Oracle and DB2, Comparison and Compatibility/Introduction

Many of Oracle's most important De Facto PL/SQL standards have now been implemented by IBM. IBM is aiming to compete on performance, usability, high end features and (of course) price. This Wikibook compares and contrasts Oracle (v9i, 10g or 11g) with DB2 (v9.7 for Linux, UNIX, and Windows). Oracle and DB2 are both enterprise-class databases worthy of consideration for the most demanding tasks and this book aims to be factual and impartial in helping the user to compare and contrast them.

- How similar architecture is implemented in each DBMS
- What Oracle compatibility is implemented in DB2

Generally, anyone who has knowledge of one of these databases will see how equivalent core functionality is implemented in the other. Specifically, you will see how DB2 implements Oracle compatibility and how Oracle data and applications written against this data work in DB2. It is important to note that while it is possible to replace an Oracle implementation, it is also possible to develop heterogeneous systems, the so-called ‘Sidecar Strategy’. Examples of this are master slave replication where an Oracle master is replicated to DB2 slaves. As an example, both databases work in shared memory and use data caching for speed, they also have the following similar functionality:

- SQL Syntax
- Built-In Functions and Packages
- Transaction Management
- Packages, Procedures and Triggers
- Indexes
- Data Caching
- Database Maintenance Tools
- Cursor handling
- Replication
- High Availability
- Bulk Loading
- Disaster Recovery

While there is similarity in these areas, the underlying implementation is different. This list is a standard requirement for most commercial DBMSs, but in addition Oracle has its own set of specific features. Anyone considering Oracle compatibility needs to know how features that they have taken advantage of in their existing implementation are handled in their target implementation.

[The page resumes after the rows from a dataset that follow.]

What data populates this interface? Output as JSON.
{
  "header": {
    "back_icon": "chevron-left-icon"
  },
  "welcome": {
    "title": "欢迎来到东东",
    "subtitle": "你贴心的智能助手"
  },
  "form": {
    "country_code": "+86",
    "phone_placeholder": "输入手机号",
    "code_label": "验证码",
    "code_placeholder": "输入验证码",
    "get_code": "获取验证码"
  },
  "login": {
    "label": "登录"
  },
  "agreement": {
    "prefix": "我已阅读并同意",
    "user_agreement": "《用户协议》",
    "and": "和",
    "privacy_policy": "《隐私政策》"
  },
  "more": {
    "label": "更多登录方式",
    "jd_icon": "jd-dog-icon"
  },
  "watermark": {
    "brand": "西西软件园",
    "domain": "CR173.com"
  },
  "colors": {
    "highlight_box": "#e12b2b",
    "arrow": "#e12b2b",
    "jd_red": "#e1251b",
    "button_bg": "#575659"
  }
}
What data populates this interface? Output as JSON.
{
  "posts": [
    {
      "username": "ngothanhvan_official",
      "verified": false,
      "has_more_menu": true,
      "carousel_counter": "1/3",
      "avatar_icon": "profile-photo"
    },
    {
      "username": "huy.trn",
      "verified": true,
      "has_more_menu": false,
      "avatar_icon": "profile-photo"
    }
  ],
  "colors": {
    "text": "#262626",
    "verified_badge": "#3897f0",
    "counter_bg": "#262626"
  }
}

Database migration is relatively straightforward, it happens every day, however the devil is in the details. When specific implementation differences are known, there are known solutions. Problems arise when differences are ‘discovered’ once a migration strategy has been embarked on. An understanding of Oracle compatibility is the first step. The practical implementation of a successful strategy is outside the scope of this document and is something that should involve the experienced.